From the Celtic harp to YouTube: Traditional Irish music



According to tradition, there are three types of Irish melody – suantraí, geantraí and goltraí. Suantraí (lullaby) was a tune that put you to sleep, geantraí caused laughter or merriment, whereas goltraí brought the listener to tears.

Ireland has an ancient and prestigious history of music. In fact, the world’s oldest wood wind instrument, the ‘Wicklow Pipes’ – believed to be over 4,000 years old – was uncovered in Ireland in 2003. The harp has long been considered one of the most ancient and noble of instruments, and is most associated with Turlough O’Carolan a 17th-century blind harper and composer of some of Ireland’s most beloved melodies.

256px-Celtic_harp_dsc05425Today, Irish music features a multitude of instruments including the fiddle, the uilleann pipes, the tin whistle, the bodhrán and the accordion, in addition to less traditional instruments such as the guitar and the keyboard.  Traditional tunes include jigs, reels, hornpipes and planxties, in addition to imported waltzes, polkas, barndances and mazurkas.

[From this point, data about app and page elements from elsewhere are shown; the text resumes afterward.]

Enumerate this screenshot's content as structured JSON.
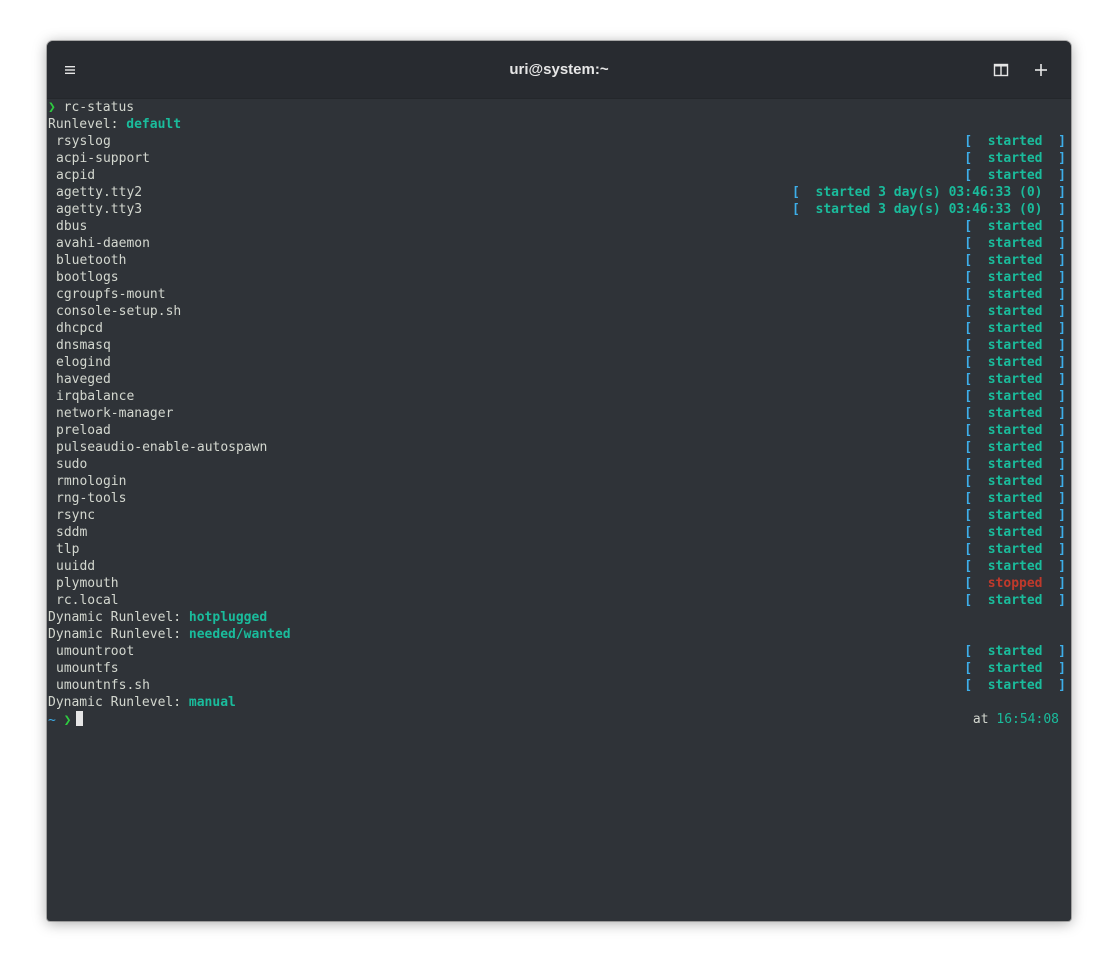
{
  "window": {
    "title": "uri@system:~",
    "icons": {
      "menu": "hamburger-menu-icon",
      "split": "split-view-icon",
      "new_tab": "plus-icon"
    }
  },
  "terminal": {
    "command_prompt_symbol": "❯",
    "command": "rc-status",
    "runlevel_label": "Runlevel: ",
    "runlevel_value": "default",
    "services": [
      {
        "name": "rsyslog",
        "status": "started"
      },
      {
        "name": "acpi-support",
        "status": "started"
      },
      {
        "name": "acpid",
        "status": "started"
      },
      {
        "name": "agetty.tty2",
        "status": "started 3 day(s) 03:46:33 (0)"
      },
      {
        "name": "agetty.tty3",
        "status": "started 3 day(s) 03:46:33 (0)"
      },
      {
        "name": "dbus",
        "status": "started"
      },
      {
        "name": "avahi-daemon",
        "status": "started"
      },
      {
        "name": "bluetooth",
        "status": "started"
      },
      {
        "name": "bootlogs",
        "status": "started"
      },
      {
        "name": "cgroupfs-mount",
        "status": "started"
      },
      {
        "name": "console-setup.sh",
        "status": "started"
      },
      {
        "name": "dhcpcd",
        "status": "started"
      },
      {
        "name": "dnsmasq",
        "status": "started"
      },
      {
        "name": "elogind",
        "status": "started"
      },
      {
        "name": "haveged",
        "status": "started"
      },
      {
        "name": "irqbalance",
        "status": "started"
      },
      {
        "name": "network-manager",
        "status": "started"
      },
      {
        "name": "preload",
        "status": "started"
      },
      {
        "name": "pulseaudio-enable-autospawn",
        "status": "started"
      },
      {
        "name": "sudo",
        "status": "started"
      },
      {
        "name": "rmnologin",
        "status": "started"
      },
      {
        "name": "rng-tools",
        "status": "started"
      },
      {
        "name": "rsync",
        "status": "started"
      },
      {
        "name": "sddm",
        "status": "started"
      },
      {
        "name": "tlp",
        "status": "started"
      },
      {
        "name": "uuidd",
        "status": "started"
      },
      {
        "name": "plymouth",
        "status": "stopped"
      },
      {
        "name": "rc.local",
        "status": "started"
      }
    ],
    "dynamic_label": "Dynamic Runlevel: ",
    "dynamic_hotplugged": "hotplugged",
    "dynamic_needed": "needed/wanted",
    "needed_services": [
      {
        "name": "umountroot",
        "status": "started"
      },
      {
        "name": "umountfs",
        "status": "started"
      },
      {
        "name": "umountnfs.sh",
        "status": "started"
      }
    ],
    "dynamic_manual": "manual",
    "prompt_tilde": "~",
    "prompt_arrow": "❯",
    "rprompt_label": "at ",
    "rprompt_time": "16:54:08"
  },
  "colors": {
    "background": "#2f3338",
    "titlebar": "#282b30",
    "status_ok": "#1abc9c",
    "status_stopped": "#c0392b",
    "bracket": "#3daee9"
  }
}
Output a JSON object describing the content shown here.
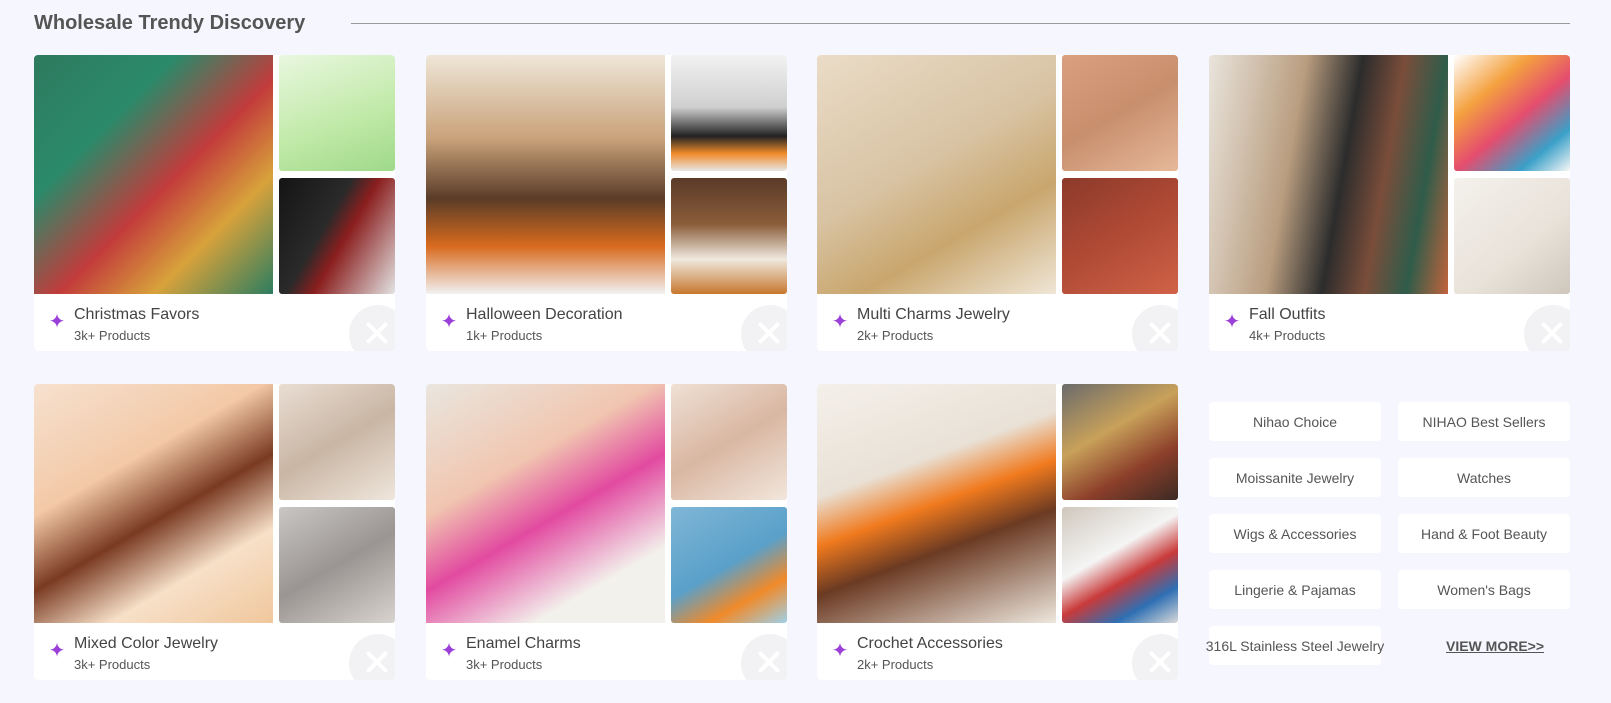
{
  "section": {
    "title": "Wholesale Trendy Discovery"
  },
  "cards": [
    {
      "name": "Christmas Favors",
      "count": "3k+ Products"
    },
    {
      "name": "Halloween Decoration",
      "count": "1k+ Products"
    },
    {
      "name": "Multi Charms Jewelry",
      "count": "2k+ Products"
    },
    {
      "name": "Fall Outfits",
      "count": "4k+ Products"
    },
    {
      "name": "Mixed Color Jewelry",
      "count": "3k+ Products"
    },
    {
      "name": "Enamel Charms",
      "count": "3k+ Products"
    },
    {
      "name": "Crochet Accessories",
      "count": "2k+ Products"
    }
  ],
  "tags": [
    "Nihao Choice",
    "NIHAO Best Sellers",
    "Moissanite Jewelry",
    "Watches",
    "Wigs & Accessories",
    "Hand & Foot Beauty",
    "Lingerie & Pajamas",
    "Women's Bags",
    "316L Stainless Steel Jewelry"
  ],
  "view_more": "VIEW MORE>>",
  "icons": {
    "sparkle": "sparkle-icon",
    "logo": "nihao-logo-icon"
  },
  "colors": {
    "accent": "#9c3fd9",
    "background": "#f6f7fe"
  }
}
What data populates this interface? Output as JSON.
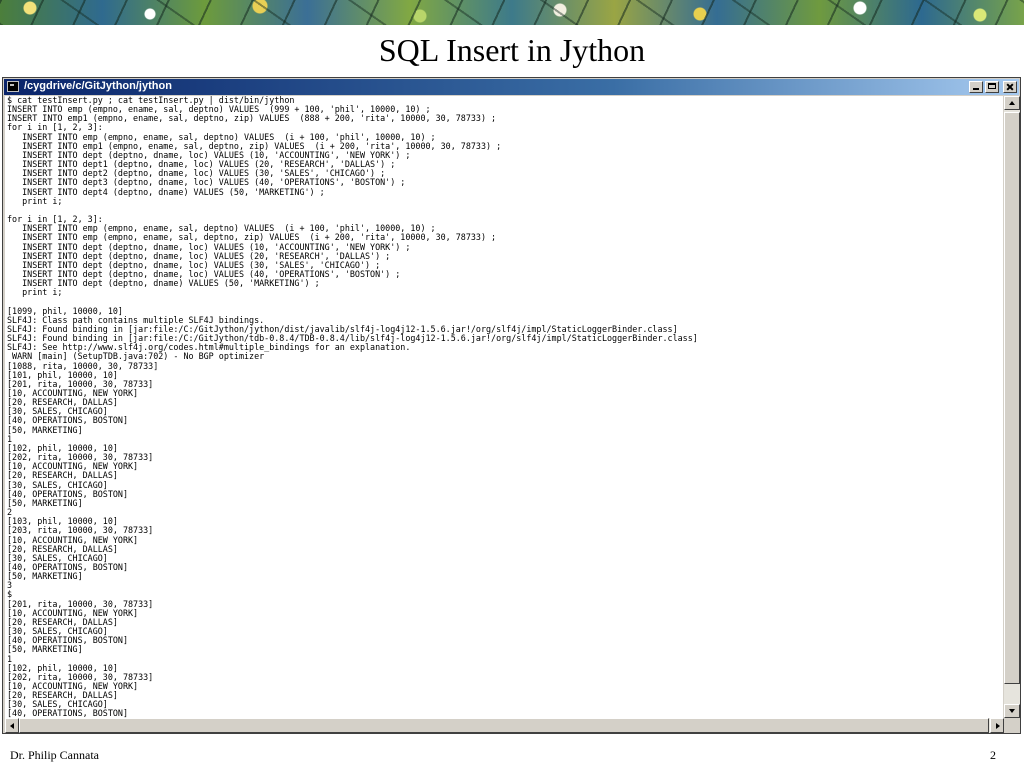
{
  "slide": {
    "title": "SQL Insert in Jython",
    "author": "Dr. Philip Cannata",
    "page_number": "2"
  },
  "window": {
    "title": "/cygdrive/c/GitJython/jython",
    "buttons": [
      "minimize-icon",
      "maximize-icon",
      "close-icon"
    ],
    "terminal_lines": [
      "$ cat testInsert.py ; cat testInsert.py | dist/bin/jython",
      "INSERT INTO emp (empno, ename, sal, deptno) VALUES  (999 + 100, 'phil', 10000, 10) ;",
      "INSERT INTO emp1 (empno, ename, sal, deptno, zip) VALUES  (888 + 200, 'rita', 10000, 30, 78733) ;",
      "for i in [1, 2, 3]:",
      "   INSERT INTO emp (empno, ename, sal, deptno) VALUES  (i + 100, 'phil', 10000, 10) ;",
      "   INSERT INTO emp1 (empno, ename, sal, deptno, zip) VALUES  (i + 200, 'rita', 10000, 30, 78733) ;",
      "   INSERT INTO dept (deptno, dname, loc) VALUES (10, 'ACCOUNTING', 'NEW YORK') ;",
      "   INSERT INTO dept1 (deptno, dname, loc) VALUES (20, 'RESEARCH', 'DALLAS') ;",
      "   INSERT INTO dept2 (deptno, dname, loc) VALUES (30, 'SALES', 'CHICAGO') ;",
      "   INSERT INTO dept3 (deptno, dname, loc) VALUES (40, 'OPERATIONS', 'BOSTON') ;",
      "   INSERT INTO dept4 (deptno, dname) VALUES (50, 'MARKETING') ;",
      "   print i;",
      "",
      "for i in [1, 2, 3]:",
      "   INSERT INTO emp (empno, ename, sal, deptno) VALUES  (i + 100, 'phil', 10000, 10) ;",
      "   INSERT INTO emp (empno, ename, sal, deptno, zip) VALUES  (i + 200, 'rita', 10000, 30, 78733) ;",
      "   INSERT INTO dept (deptno, dname, loc) VALUES (10, 'ACCOUNTING', 'NEW YORK') ;",
      "   INSERT INTO dept (deptno, dname, loc) VALUES (20, 'RESEARCH', 'DALLAS') ;",
      "   INSERT INTO dept (deptno, dname, loc) VALUES (30, 'SALES', 'CHICAGO') ;",
      "   INSERT INTO dept (deptno, dname, loc) VALUES (40, 'OPERATIONS', 'BOSTON') ;",
      "   INSERT INTO dept (deptno, dname) VALUES (50, 'MARKETING') ;",
      "   print i;",
      "",
      "[1099, phil, 10000, 10]",
      "SLF4J: Class path contains multiple SLF4J bindings.",
      "SLF4J: Found binding in [jar:file:/C:/GitJython/jython/dist/javalib/slf4j-log4j12-1.5.6.jar!/org/slf4j/impl/StaticLoggerBinder.class]",
      "SLF4J: Found binding in [jar:file:/C:/GitJython/tdb-0.8.4/TDB-0.8.4/lib/slf4j-log4j12-1.5.6.jar!/org/slf4j/impl/StaticLoggerBinder.class]",
      "SLF4J: See http://www.slf4j.org/codes.html#multiple_bindings for an explanation.",
      " WARN [main] (SetupTDB.java:702) - No BGP optimizer",
      "[1088, rita, 10000, 30, 78733]",
      "[101, phil, 10000, 10]",
      "[201, rita, 10000, 30, 78733]",
      "[10, ACCOUNTING, NEW YORK]",
      "[20, RESEARCH, DALLAS]",
      "[30, SALES, CHICAGO]",
      "[40, OPERATIONS, BOSTON]",
      "[50, MARKETING]",
      "1",
      "[102, phil, 10000, 10]",
      "[202, rita, 10000, 30, 78733]",
      "[10, ACCOUNTING, NEW YORK]",
      "[20, RESEARCH, DALLAS]",
      "[30, SALES, CHICAGO]",
      "[40, OPERATIONS, BOSTON]",
      "[50, MARKETING]",
      "2",
      "[103, phil, 10000, 10]",
      "[203, rita, 10000, 30, 78733]",
      "[10, ACCOUNTING, NEW YORK]",
      "[20, RESEARCH, DALLAS]",
      "[30, SALES, CHICAGO]",
      "[40, OPERATIONS, BOSTON]",
      "[50, MARKETING]",
      "3",
      "$",
      "[201, rita, 10000, 30, 78733]",
      "[10, ACCOUNTING, NEW YORK]",
      "[20, RESEARCH, DALLAS]",
      "[30, SALES, CHICAGO]",
      "[40, OPERATIONS, BOSTON]",
      "[50, MARKETING]",
      "1",
      "[102, phil, 10000, 10]",
      "[202, rita, 10000, 30, 78733]",
      "[10, ACCOUNTING, NEW YORK]",
      "[20, RESEARCH, DALLAS]",
      "[30, SALES, CHICAGO]",
      "[40, OPERATIONS, BOSTON]"
    ]
  },
  "colors": {
    "titlebar_start": "#0a246a",
    "titlebar_end": "#a6caf0",
    "window_chrome": "#d4d0c8",
    "terminal_bg": "#ffffff",
    "terminal_fg": "#000000"
  }
}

The traditional form of singing in Irish, the sean nós or ‘old style’ was first documented in the 16th century but may be much older. It is a largely unaccompanied form of singing, performed primarily through Irish, which is often characterised by nasalisation and heavy ornamentation, particularly at the upper register. For many years, this tradition risked extinction as many of the singers were ageing and young people were not learning the craft. However, a new generation of singers such as Iarla Ó Lionáird (see our earlier post on his rendition of Casadh an tSúgáin, The Twisting of the Hayrope for the movie Brooklyn), Róisín Elsafty and Lasairfhíona Ní Chonaola are bringing this ancient tradition to a wider audience.

“The Gloaming” is a collaboration between Ó Lionáird, fiddle virtuosos Martin Hayes and Caoimhín Ó Raghallaigh and American musicians Thomas Bartlett and Dennis Cahill. They embody the elasticity of traditional Irish music, imbuing old melodies with the jazz and contemporary stylings of Bartlett and Cahill. Ó Lionáird’s transcendent interpretation of sean nós classics – lately heard in the film ‘Brooklyn’ – coupled with Hayes’ rapturous strings and the melodic support of Ó Raghallaigh, creates a dazzling effect.


Many Irish bands and singers have made Irish-language recordings of their songs for the album series “Ceol”, which was organized by the Irish language organisation Conradh na Gaeilge as a means of popularising the language. Recently, Ed Sheeran recorded a version of his enormous hit “Thinking Out Loud” in Irish as “Ag Smaoineamh Os Ard” for the 2016 edition.


Coláiste Lurgan, an Irish-language summer school in Galway has also proved that this can be a winning formula. Their Youtube channel – where they regularly post videos where they interpret hit songs in Irish – has received over 20 million views since its beginnings in 2010.

This is proof that the Irish traditions of music and song are alive and well, and new innovations are continuing to bring increased understanding and popularity to these ancient art forms.

Image: Celtic Harp via Wikimedia Commons by David Monniaux licensed under Creative Commons Attribution Share-Alike 3.0